(Stored data entries)
----
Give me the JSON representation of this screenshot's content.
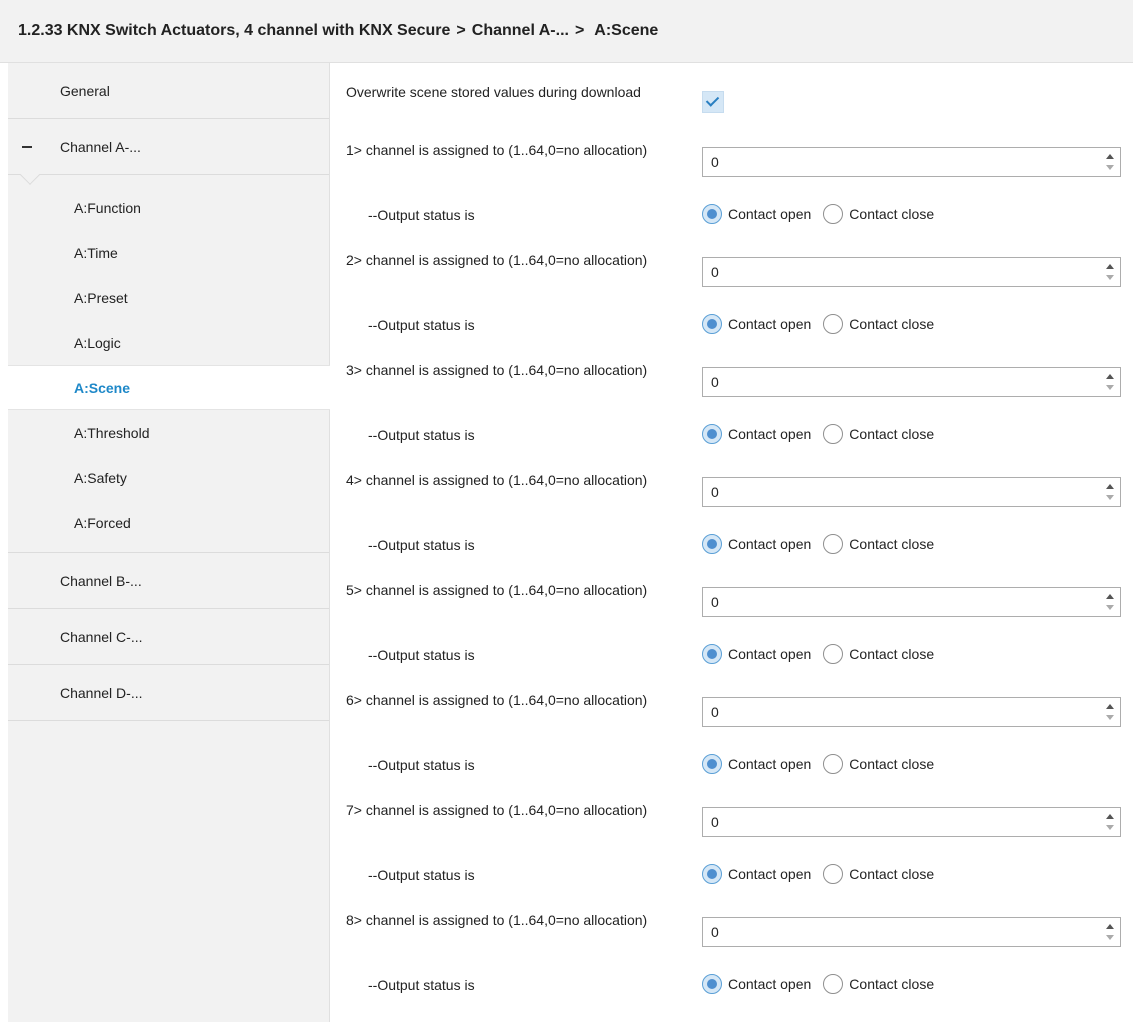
{
  "titlebar": {
    "device": "1.2.33 KNX Switch Actuators, 4 channel with KNX Secure",
    "separator": ">",
    "channel": "Channel A-...",
    "page": "A:Scene"
  },
  "sidebar": {
    "general": "General",
    "channel_a": "Channel A-...",
    "sub_items": [
      "A:Function",
      "A:Time",
      "A:Preset",
      "A:Logic",
      "A:Scene",
      "A:Threshold",
      "A:Safety",
      "A:Forced"
    ],
    "active_sub": "A:Scene",
    "channel_b": "Channel B-...",
    "channel_c": "Channel C-...",
    "channel_d": "Channel D-..."
  },
  "main": {
    "overwrite_label": "Overwrite scene stored values during download",
    "overwrite_checked": true,
    "scenes": [
      {
        "label": "1> channel is assigned to (1..64,0=no allocation)",
        "value": "0",
        "status_label": "--Output status is",
        "selected": "Contact open"
      },
      {
        "label": "2> channel is assigned to (1..64,0=no allocation)",
        "value": "0",
        "status_label": "--Output status is",
        "selected": "Contact open"
      },
      {
        "label": "3> channel is assigned to (1..64,0=no allocation)",
        "value": "0",
        "status_label": "--Output status is",
        "selected": "Contact open"
      },
      {
        "label": "4> channel is assigned to (1..64,0=no allocation)",
        "value": "0",
        "status_label": "--Output status is",
        "selected": "Contact open"
      },
      {
        "label": "5> channel is assigned to (1..64,0=no allocation)",
        "value": "0",
        "status_label": "--Output status is",
        "selected": "Contact open"
      },
      {
        "label": "6> channel is assigned to (1..64,0=no allocation)",
        "value": "0",
        "status_label": "--Output status is",
        "selected": "Contact open"
      },
      {
        "label": "7> channel is assigned to (1..64,0=no allocation)",
        "value": "0",
        "status_label": "--Output status is",
        "selected": "Contact open"
      },
      {
        "label": "8> channel is assigned to (1..64,0=no allocation)",
        "value": "0",
        "status_label": "--Output status is",
        "selected": "Contact open"
      }
    ],
    "radio_options": [
      "Contact open",
      "Contact close"
    ]
  },
  "colors": {
    "accent": "#1e88c8",
    "sidebar_bg": "#f2f2f2",
    "checkbox_bg": "#d5e7f6"
  }
}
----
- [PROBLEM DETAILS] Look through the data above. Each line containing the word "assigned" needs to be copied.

- [ANSWER TO THE PROBLEM]
        "label": "1> channel is assigned to (1..64,0=no allocation)",
        "label": "2> channel is assigned to (1..64,0=no allocation)",
        "label": "3> channel is assigned to (1..64,0=no allocation)",
        "label": "4> channel is assigned to (1..64,0=no allocation)",
        "label": "5> channel is assigned to (1..64,0=no allocation)",
        "label": "6> channel is assigned to (1..64,0=no allocation)",
        "label": "7> channel is assigned to (1..64,0=no allocation)",
        "label": "8> channel is assigned to (1..64,0=no allocation)",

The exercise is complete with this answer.